"We are losing the art of civil debate in our society, as we secularize...because we are losing the ability to understand the value of the other person. Voltaire is accredited as saying, "I may disagree with you, but I'll defend to the death your right to say it." That's not the way we conduct the debate at the moment in this country or in the west. If we don't like someone else's debate now, we demonise the person who puts the idea on the table. Voltaire understood...that each individual ought to be valued enough for you to say let them put their idea on the table, then we'll debate that idea. The greater the potpourri of ideas we've got in a pluralist society the better the chance we have of getting good policy out of it. We will never get good policy in this country again until we learn how to have a civilized debate where we debate the issues and decide the case on the merits, not on, sorry to say it, popular applause." - John Anderson, former deputy Prime Minister

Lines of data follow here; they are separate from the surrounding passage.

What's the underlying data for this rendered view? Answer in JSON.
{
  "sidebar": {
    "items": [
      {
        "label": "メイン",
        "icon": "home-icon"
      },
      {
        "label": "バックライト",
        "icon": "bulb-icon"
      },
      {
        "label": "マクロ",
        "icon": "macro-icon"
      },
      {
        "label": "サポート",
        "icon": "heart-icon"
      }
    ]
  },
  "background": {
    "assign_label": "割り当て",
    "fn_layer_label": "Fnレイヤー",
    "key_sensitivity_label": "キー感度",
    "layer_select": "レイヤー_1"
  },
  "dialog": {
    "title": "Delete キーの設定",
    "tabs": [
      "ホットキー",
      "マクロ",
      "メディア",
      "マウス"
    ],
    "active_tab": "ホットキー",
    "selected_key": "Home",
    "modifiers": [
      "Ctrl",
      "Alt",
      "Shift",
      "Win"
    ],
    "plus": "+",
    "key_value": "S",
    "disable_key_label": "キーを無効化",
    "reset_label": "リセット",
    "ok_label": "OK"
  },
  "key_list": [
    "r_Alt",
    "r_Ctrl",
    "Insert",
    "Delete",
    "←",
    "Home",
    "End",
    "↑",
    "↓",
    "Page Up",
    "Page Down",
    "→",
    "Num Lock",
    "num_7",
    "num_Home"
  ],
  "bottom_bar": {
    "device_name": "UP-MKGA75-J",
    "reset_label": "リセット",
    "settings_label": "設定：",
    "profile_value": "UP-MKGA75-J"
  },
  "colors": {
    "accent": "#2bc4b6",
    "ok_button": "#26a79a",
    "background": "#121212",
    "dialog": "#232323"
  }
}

Last night, the Australian Christian Lobby hosted the Make It Count 2013 Election Webcast, featuring a panel of experts presenting a Christian worldview on a wide range of issues being debated during the current election campaign. While there were many viewpoints expressed of interest to me, I was particularly interested by what former deputy Prime Minister John Anderson had to say about the issue of civility in debating social, political and religious issues.
Secularisation of society has hijacked public debate, demonising and ridiculing any point of view that conflicts with popular opinion. The freedom of speech we celebrate as a democratic nation and the foundations of belief for people of faith are systematically being eroded by the facade of tolerance and equality. This is highlighted by a form of hypocrisy emerging from a secular worldview that defends diversity of opinion and lifestyle on one hand, while on the other hand attacking and labeling a biblical worldview as bigotry. The paradox of the current social and political climate is that it has traded civil dialogue for hostile debate, contradicting the values it seeks to defend.
This critique of the impact of secularisation on civil dialogue, however, must be balanced with the acknowledgement that the same hostility and hypocrisy experienced by a biblical worldview today has historically been inflicted upon society by dogmatic religious views.
What is really needed today is a return to open respectful dialogue by exchanging hostility for civility and embracing a genuine appreciation for diversity of thought that contributes to healthy discussion.
As a person who holds a strong biblical worldview, it is ironic that I agree with Voltaire's philosophy, "I may disagree with you, but I'll defend to the death your right to say it." Well, I may not literally defend to the death. However, I have learned to value and engage in dialogue that welcomes a diverse range of social and religious views without feeling the need to demean or belittle those with whom I would disagree, and yet still maintain my faith convictions. In my current role as a Salvation Army Officer where this desire for civility is played out daily, I am in dialogue with people from other faiths, engage with community leaders who hold contrasting social views and provide pastoral support to those who don't share my moral and ethical convictions. The impact of this civil dialogue is strong diverse relationships that provide the foundation for healthy interaction between church and community.
Maybe if society was less concerned with "popular applause" and more prepared to embrace John Anderson's call for "civilized debate where we debate the issues" and not "demonise the person who puts the idea on the table" we would have some hope of addressing the complex issues facing our nation.